What to do: In this exercise, copy exactly the lines from the one that contains "What data populates" through the end of the entries below; pictures are not copied.

----------------

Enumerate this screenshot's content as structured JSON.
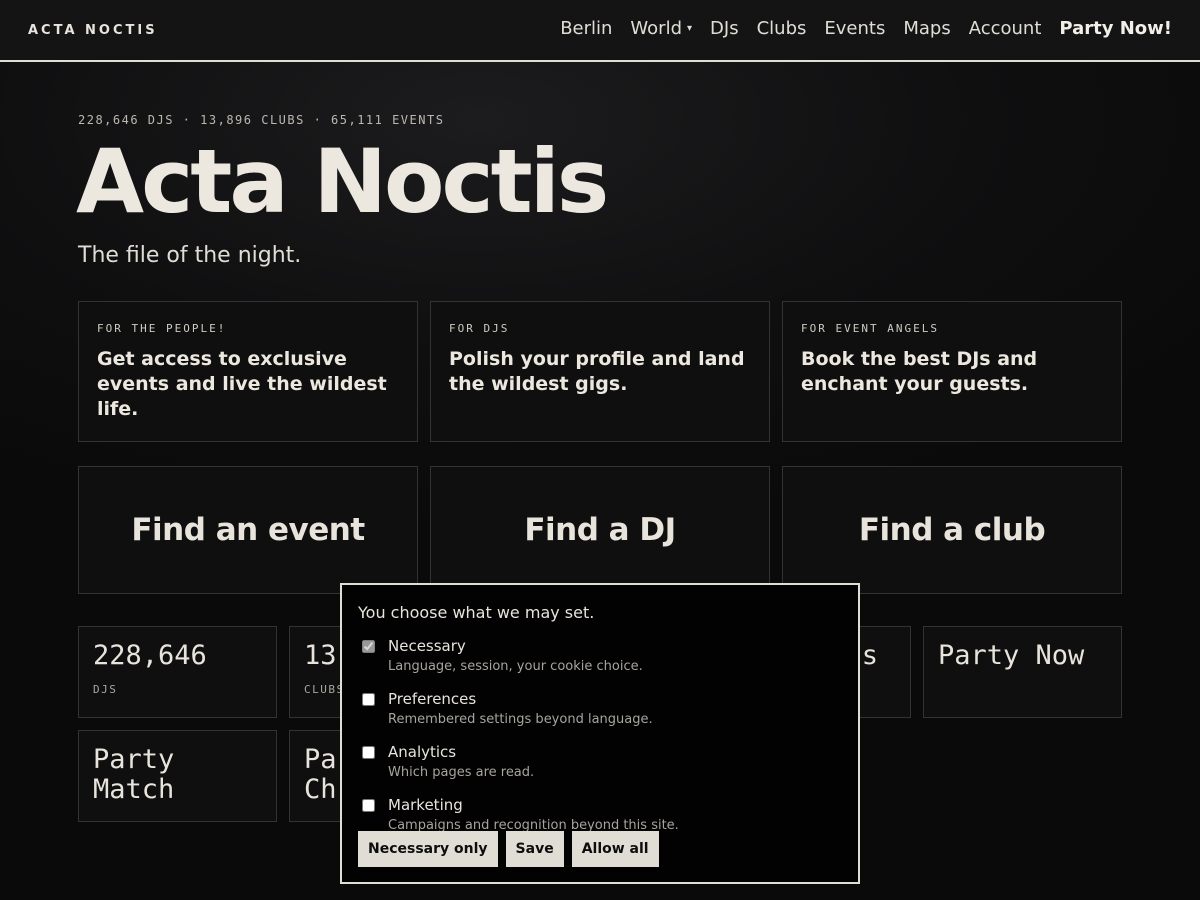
{
  "header": {
    "brand": "ACTA NOCTIS",
    "nav": [
      {
        "label": "Berlin",
        "strong": false,
        "caret": false
      },
      {
        "label": "World",
        "strong": false,
        "caret": true
      },
      {
        "label": "DJs",
        "strong": false,
        "caret": false
      },
      {
        "label": "Clubs",
        "strong": false,
        "caret": false
      },
      {
        "label": "Events",
        "strong": false,
        "caret": false
      },
      {
        "label": "Maps",
        "strong": false,
        "caret": false
      },
      {
        "label": "Account",
        "strong": false,
        "caret": false
      },
      {
        "label": "Party Now!",
        "strong": true,
        "caret": false
      }
    ]
  },
  "hero": {
    "stats": "228,646 DJS · 13,896 CLUBS · 65,111 EVENTS",
    "title": "Acta Noctis",
    "subtitle": "The file of the night."
  },
  "audience": [
    {
      "tag": "FOR THE PEOPLE!",
      "text": "Get access to exclusive events and live the wildest life."
    },
    {
      "tag": "FOR DJS",
      "text": "Polish your profile and land the wildest gigs."
    },
    {
      "tag": "FOR EVENT ANGELS",
      "text": "Book the best DJs and enchant your guests."
    }
  ],
  "find": [
    {
      "label": "Find an event"
    },
    {
      "label": "Find a DJ"
    },
    {
      "label": "Find a club"
    }
  ],
  "tiles": {
    "djs": {
      "value": "228,646",
      "label": "DJS"
    },
    "clubs": {
      "value": "13",
      "label": "CLUBS"
    },
    "partial": {
      "value": "s"
    },
    "party_now": {
      "value": "Party Now"
    },
    "party_match": {
      "value": "Party\nMatch"
    },
    "party_ch": {
      "value": "Pa\nCh"
    }
  },
  "consent": {
    "title": "You choose what we may set.",
    "options": [
      {
        "name": "Necessary",
        "desc": "Language, session, your cookie choice.",
        "checked": true,
        "disabled": true
      },
      {
        "name": "Preferences",
        "desc": "Remembered settings beyond language.",
        "checked": false,
        "disabled": false
      },
      {
        "name": "Analytics",
        "desc": "Which pages are read.",
        "checked": false,
        "disabled": false
      },
      {
        "name": "Marketing",
        "desc": "Campaigns and recognition beyond this site.",
        "checked": false,
        "disabled": false
      }
    ],
    "buttons": {
      "necessary_only": "Necessary only",
      "save": "Save",
      "allow_all": "Allow all"
    }
  }
}
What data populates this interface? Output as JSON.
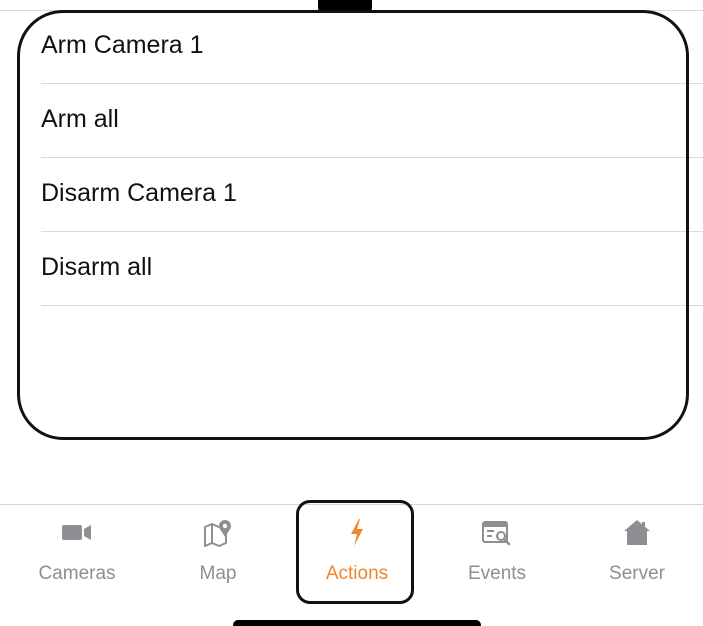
{
  "actions": {
    "items": [
      {
        "label": "Arm Camera 1"
      },
      {
        "label": "Arm all"
      },
      {
        "label": "Disarm Camera 1"
      },
      {
        "label": "Disarm all"
      }
    ]
  },
  "tabbar": {
    "tabs": [
      {
        "label": "Cameras",
        "icon": "video-camera-icon",
        "active": false
      },
      {
        "label": "Map",
        "icon": "map-pin-icon",
        "active": false
      },
      {
        "label": "Actions",
        "icon": "lightning-bolt-icon",
        "active": true
      },
      {
        "label": "Events",
        "icon": "event-search-icon",
        "active": false
      },
      {
        "label": "Server",
        "icon": "home-icon",
        "active": false
      }
    ],
    "active_color": "#f0862b",
    "inactive_color": "#8e8e93"
  }
}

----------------

Completed exercise:
What data populates this interface? Output as JSON.
{
  "actions": {
    "items": [
      {
        "label": "Arm Camera 1"
      },
      {
        "label": "Arm all"
      },
      {
        "label": "Disarm Camera 1"
      },
      {
        "label": "Disarm all"
      }
    ]
  },
  "tabbar": {
    "tabs": [
      {
        "label": "Cameras",
        "icon": "video-camera-icon",
        "active": false
      },
      {
        "label": "Map",
        "icon": "map-pin-icon",
        "active": false
      },
      {
        "label": "Actions",
        "icon": "lightning-bolt-icon",
        "active": true
      },
      {
        "label": "Events",
        "icon": "event-search-icon",
        "active": false
      },
      {
        "label": "Server",
        "icon": "home-icon",
        "active": false
      }
    ],
    "active_color": "#f0862b",
    "inactive_color": "#8e8e93"
  }
}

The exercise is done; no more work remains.